Elizabeth Douglass writes about energy for InsideClimate News. She worked for more than two decades as a business writer at daily newspapers, including a ten-year stint at the Los Angeles Times, where she spent the last half of her tenure covering energy. Her stories followed developments in the oil market, alternative fuels, and renewable energy, and exposed long-running performance problems at California's San Onofre nuclear power plant. She also chronicled how a power company falsified data to win customer-funded performance bonuses and how oil refiners and others in California created one of the nation’s most profitable fuel markets.
While covering telecommunications, she was the first to report financial sleight-of-hand at fiber network company Global Crossing, and uncovered Pacific Bell's boiler room-style sale of add-on features. At the San Diego Union-Tribune, she co-wrote an investigative series on government contractor Science Applications International Corp. that was a finalist for the 1996 Gerald Loeb Award for Distinguished Business and Financial Journalism.
She holds bachelor's and master's degrees from Northwestern University's Medill School of Journalism.
You can reach her by email at email@example.com
A dramatic reversal of fortune for Canada's tar sands oil industry has cheered environmental advocates, and it may also leave Prime Minister Stephen Harper vulnerable in the coming federal election because of the economic repercussions, some have predicted.
A federal judge rejected arguments by local Arkansas authorities that a $5 million settlement related to ExxonMobil’s 2013 pipeline rupture was too weak to protect residents and drinking water sources from another disastrous spill.
So much for the idea that American gasoline use topped out in the last decade.
Lower oil prices and the improving economy have sparked an increase in fuel use, road travel and vehicle emissions.
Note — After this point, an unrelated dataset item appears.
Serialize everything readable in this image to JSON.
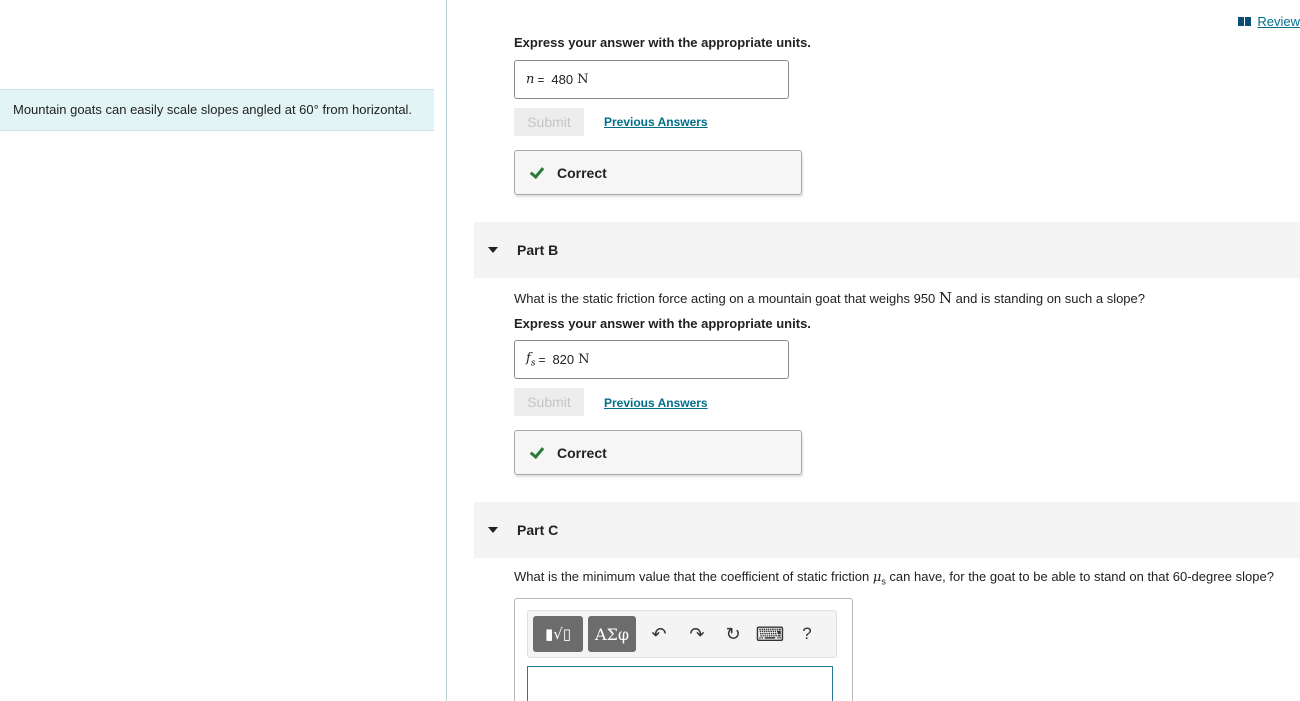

It puts an emphatic end to the notion that better fuel economy and fewer active drivers would shrink demand for gasoline in the U.S. from what was thought to be its peak in 2007.
Canadian oil sands producers, facing a double whammy of low oil prices and higher taxes in Alberta, are slashing spending, suspending production, cutting jobs and halting shareholder dividends. They are fighting the same market forces that are putting pressure on the entire oil industry, but face even more hurdles than the oil majors.
With the oil industry facing what could be its worst downturn in more than 45 years, the major companies are taking extraordinary, perhaps even desperate, measures to preserve their dividends. This is raising the question of whether the current price slump is just another in a long history of down business cycles, from which oil companies always emerge victoriously, or a sign of more deeply troubled times ahead.
In a move to accelerate the spread of solar power in the United States, the nation's largest residential solar installer launched a new offering Tuesday aimed at the underserved small- and medium-sized business market.
SolarCity has grown quickly with a boost from new financing options for residential installations that have removed or significantly lowered the up-front costs. Now the company hopes to do the same thing for smaller commercial customers.
ExxonMobil's $5 million settlement for polluting water during the Pegasus oil pipeline spill may be final as soon as this week. But many Arkansas water agencies and cities are blasting the penalty and other requirements in the pact as being too weak and too reliant on struggling federal pipeline regulators to keep the 1940s-era pipeline from failing again.
Faith in the Green Climate Fund, the finance arm long believed to hold a key to achieving a global climate change accord in Paris in December, is beginning to wane.
The Green Climate Fund is supposed to be the primary distributor of tens of billions of dollars in climate aid to help the world's poorest countries deal with climate change caused primarily by the actions of others. It was designed to help heal the deep divisions between rich and poor nations that have long dimmed hopes for a meaningful global warming solution.